[5] Appellant contends that there is no finding of value of the mortgaged premises nor of the insolvency of the makers of the note, and that, indeed, there are no allegations in the complaint covering these points, which she thinks are essential. (Heidt v. Minor, 113 Cal. 385 [45 P. 700].) But here we do run into the law of the case. In the face of these contentions, made by respondents in the first appeal, we determined that the ultimate facts set out in the findings supported the relief sought by the complaint, hence our direction that a judgment be made in favor of plaintiffs; and these subjects are not referred to in any manner in the findings. They are not the subject of ultimate findings and therefore there are no findings to which we can apply the test of support by the record. So far as we are informed these points were not raised in any pleading, and it would appear that the trial court found its two former judgments upon plaintiffs' theory that no showing was needed beyond the negligent taking of the impostor's acknowledgment to the grant deed to entitle plaintiffs to recover from the notary the full sum loaned, with interest. We do not want to be understood as approving this theory, but since this was the only theory upon which the trial court could have acted, and since our former opinion held that the findings supported the judgment, there is no escaping the [8 Cal. App. 2d 226] conclusion that the law of the case precludes its reconsideration. (Phelan v. City and County of San Francisco, 20 Cal. 39; Lucas v. City of San Francisco, 28 Cal. 591; Lambert v. Bates, 148 Cal. 146 [82 P. 767]; Ellis v. Witmer, 148 Cal. 528, 531 [83 P. 800]; Tally v. Ganahl, 151 Cal. 418 [90 P. 1049]; Conde v. Sweeney, 16 Cal. App. 157 [116 P. 319].)

To recapitulate: We are convinced that the notary, the appellant, was negligent; but we are also convinced that the mortgagee, the respondent, was equally guilty of negligence, and that the negligence of each contributed proximately to cause the loss. The evidence of the transactions is all before us, and there is no dispute as to facts. A new trial would but reproduce the same legal problems that we have treated herein, and our treatment has become the law of the case.
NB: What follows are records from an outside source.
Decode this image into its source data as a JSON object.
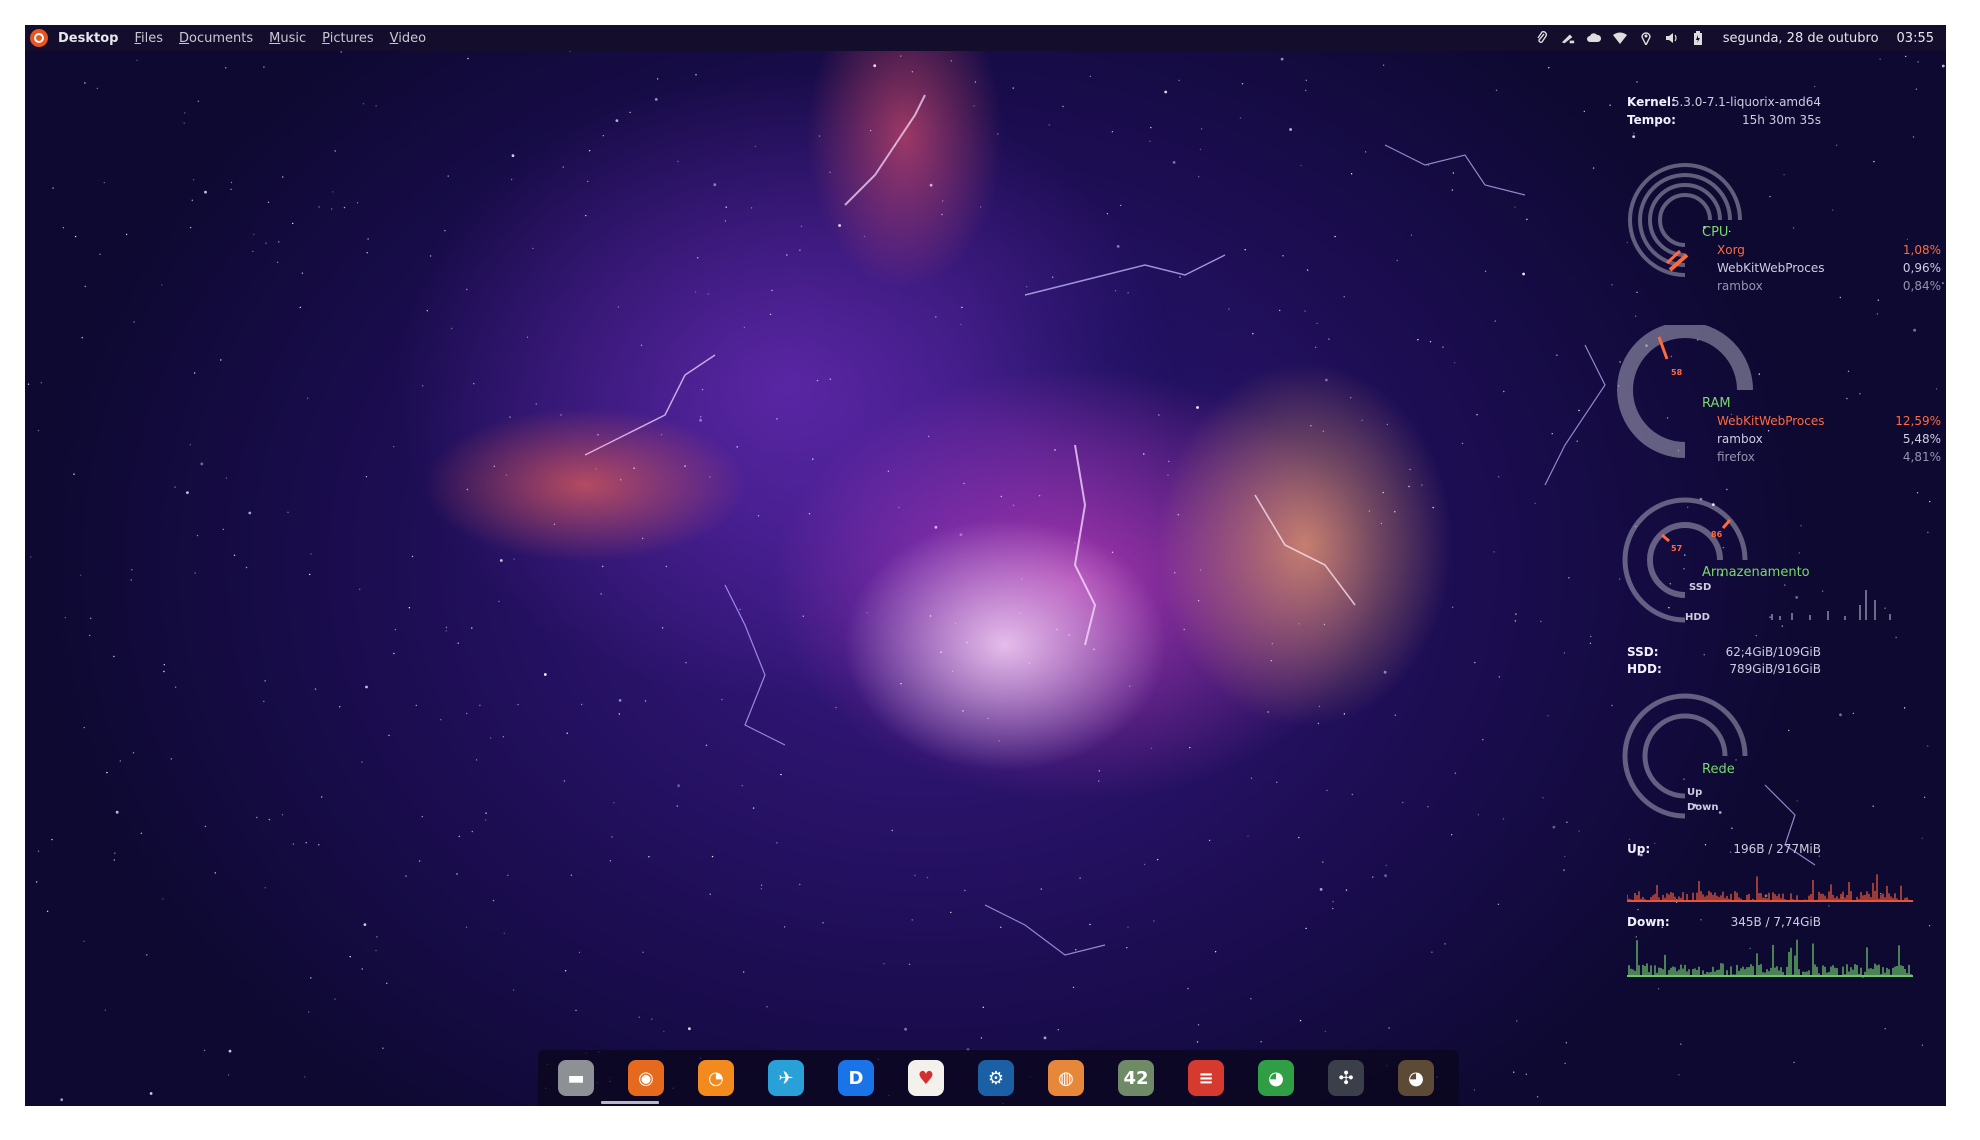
{
  "topbar": {
    "app_title": "Desktop",
    "menu": [
      {
        "u": "F",
        "rest": "iles"
      },
      {
        "u": "D",
        "rest": "ocuments"
      },
      {
        "u": "M",
        "rest": "usic"
      },
      {
        "u": "P",
        "rest": "ictures"
      },
      {
        "u": "V",
        "rest": "ideo"
      }
    ],
    "tray_icons": [
      "paperclip-icon",
      "pen-icon",
      "cloud-icon",
      "wifi-icon",
      "location-icon",
      "volume-icon",
      "battery-icon"
    ],
    "date": "segunda, 28 de outubro",
    "time": "03:55"
  },
  "conky": {
    "kernel_label": "Kernel:",
    "kernel_value": "5.3.0-7.1-liquorix-amd64",
    "uptime_label": "Tempo:",
    "uptime_value": "15h 30m 35s",
    "cpu": {
      "title": "CPU",
      "processes": [
        {
          "name": "Xorg",
          "value": "1,08%",
          "hot": true
        },
        {
          "name": "WebKitWebProces",
          "value": "0,96%",
          "hot": false
        },
        {
          "name": "rambox",
          "value": "0,84%",
          "hot": false
        }
      ]
    },
    "ram": {
      "title": "RAM",
      "gauge_label": "58",
      "gauge_percent": 58,
      "processes": [
        {
          "name": "WebKitWebProces",
          "value": "12,59%",
          "hot": true
        },
        {
          "name": "rambox",
          "value": "5,48%",
          "hot": false
        },
        {
          "name": "firefox",
          "value": "4,81%",
          "hot": false
        }
      ]
    },
    "storage": {
      "title": "Armazenamento",
      "ssd_gauge": "57",
      "hdd_gauge": "86",
      "ssd_percent": 57,
      "hdd_percent": 86,
      "ssd_short": "SSD",
      "hdd_short": "HDD",
      "ssd_label": "SSD:",
      "ssd_value": "62,4GiB/109GiB",
      "hdd_label": "HDD:",
      "hdd_value": "789GiB/916GiB"
    },
    "network": {
      "title": "Rede",
      "up_short": "Up",
      "down_short": "Down",
      "up_label": "Up:",
      "up_value": "196B  / 277MiB",
      "down_label": "Down:",
      "down_value": "345B  / 7,74GiB"
    }
  },
  "dock": {
    "apps": [
      {
        "name": "files-icon",
        "glyph": "▬",
        "bg": "#8d9196"
      },
      {
        "name": "firefox-icon",
        "glyph": "◉",
        "bg": "#e66a1d"
      },
      {
        "name": "rss-reader-icon",
        "glyph": "◔",
        "bg": "#f28a1e"
      },
      {
        "name": "telegram-bird-icon",
        "glyph": "✈",
        "bg": "#2aa0d8"
      },
      {
        "name": "deezer-d-icon",
        "glyph": "D",
        "bg": "#1b73e8"
      },
      {
        "name": "card-game-icon",
        "glyph": "♥",
        "bg": "#f4f0ec"
      },
      {
        "name": "steam-icon",
        "glyph": "⚙",
        "bg": "#1b5fa5"
      },
      {
        "name": "blender-icon",
        "glyph": "◍",
        "bg": "#e7873a"
      },
      {
        "name": "system-monitor-icon",
        "glyph": "42",
        "bg": "#6f8a66"
      },
      {
        "name": "mixer-icon",
        "glyph": "≡",
        "bg": "#d63a2f"
      },
      {
        "name": "chrome-icon",
        "glyph": "◕",
        "bg": "#2f9e45"
      },
      {
        "name": "davinci-resolve-icon",
        "glyph": "✣",
        "bg": "#3b3f4a"
      },
      {
        "name": "gimp-icon",
        "glyph": "◕",
        "bg": "#5d4a36"
      }
    ]
  }
}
The judgment is reversed and the trial court is directed to make and cause to be entered a judgment for the defendant Harriett B. Rosenstein and against the plaintiffs.

Crail, J., and Fricke, J., pro tem., concurred.